A violent crash on a busy Canberra road has had life-long consequences for a victim pulled from the mangled wreckage, while the driver who caused the tragedy has himself been left legally blind by the collision.
Brent Andrew Dopson, 29, was driving on William Hovell Drive on 12 October 2020 when he swerved across double lines head-on into an oncoming car.
Dash-cam footage screened in the ACT Magistrates Court showed the two cars smashing into each other before being thrown across the road, forcing other vehicles to come to a stop around them.
In a statement read to the court, the crash victim said she had been driving to work that morning after picking up an extra shift, taking her puppy with her, and remembered thinking it was busy on the road.
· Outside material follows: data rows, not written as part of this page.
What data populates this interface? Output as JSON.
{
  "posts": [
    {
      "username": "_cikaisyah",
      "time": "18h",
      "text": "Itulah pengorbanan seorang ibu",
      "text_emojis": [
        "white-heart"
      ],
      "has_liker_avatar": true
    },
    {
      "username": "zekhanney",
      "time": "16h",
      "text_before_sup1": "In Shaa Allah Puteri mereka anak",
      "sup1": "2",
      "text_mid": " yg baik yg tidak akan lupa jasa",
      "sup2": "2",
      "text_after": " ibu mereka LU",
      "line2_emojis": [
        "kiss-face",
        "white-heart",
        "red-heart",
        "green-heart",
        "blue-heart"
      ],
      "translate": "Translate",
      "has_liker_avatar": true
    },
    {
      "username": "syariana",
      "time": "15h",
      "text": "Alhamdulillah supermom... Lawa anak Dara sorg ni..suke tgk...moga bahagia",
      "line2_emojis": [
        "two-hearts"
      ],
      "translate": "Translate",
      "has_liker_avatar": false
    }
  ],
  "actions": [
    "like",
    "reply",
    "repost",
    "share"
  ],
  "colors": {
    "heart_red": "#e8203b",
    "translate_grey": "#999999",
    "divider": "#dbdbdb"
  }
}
“The next thing I know it was three days later and I was flat on my back on a hospital bed,” she said.
Fortunately, the puppy survived because it was in the back in a transport cage and the “lucky little sod got away without a scratch”, the court heard.
However, the same could not be said for the crash victim. Her mother told the court she suffered from “trauma on trauma”, with 11 body areas receiving fractures – including facial bones, ribs, sternum, tibia and wrist – along with spinal cord damage.
She underwent eight surgeries, spent two months in hospital and had 70 pieces of metal installed in her body.
“How do you describe in a few words how broken your only child has become?” the clearly emotional mother said.
“[Her] life has changed forever.”
Unable to do many of the activities she once enjoyed, the victim said the worst part was seeing her two dogs go to waste and get bored.
“As a working dog handler, there are few things that are worse than the feeling you have let your dog down,” the court heard. “I can’t explain it to them and it breaks my f-king heart every day.”
Dopson’s Legal Aid lawyer told the court that at the time of the crash her client had not been looking up for a moment, but his inattention was only for a short period of time.
She said it took four attempts to resuscitate him after the crash. He spent one month in a coma and suffered cortical blindness among other injuries.
Magistrate Peter Morrison inferred Dopson “inexplicably” veered across the road into oncoming traffic and that for whatever reason he had looked down and not where he was going.
He said both the victim and Dopson had suffered from “serious and life-changing injuries”, but “the reality is it was your negligence that caused the injuries to both of you”.
Magistrate Morrison said if it wasn’t for Dopson’s injuries, he would have had no problem with sending him to jail.
Dopson, who is from Latham, pleaded guilty to a charge of negligent driving occasioning grievous bodily harm.
He was sentenced to four months’ jail, fully suspended for a 12-month good behaviour order.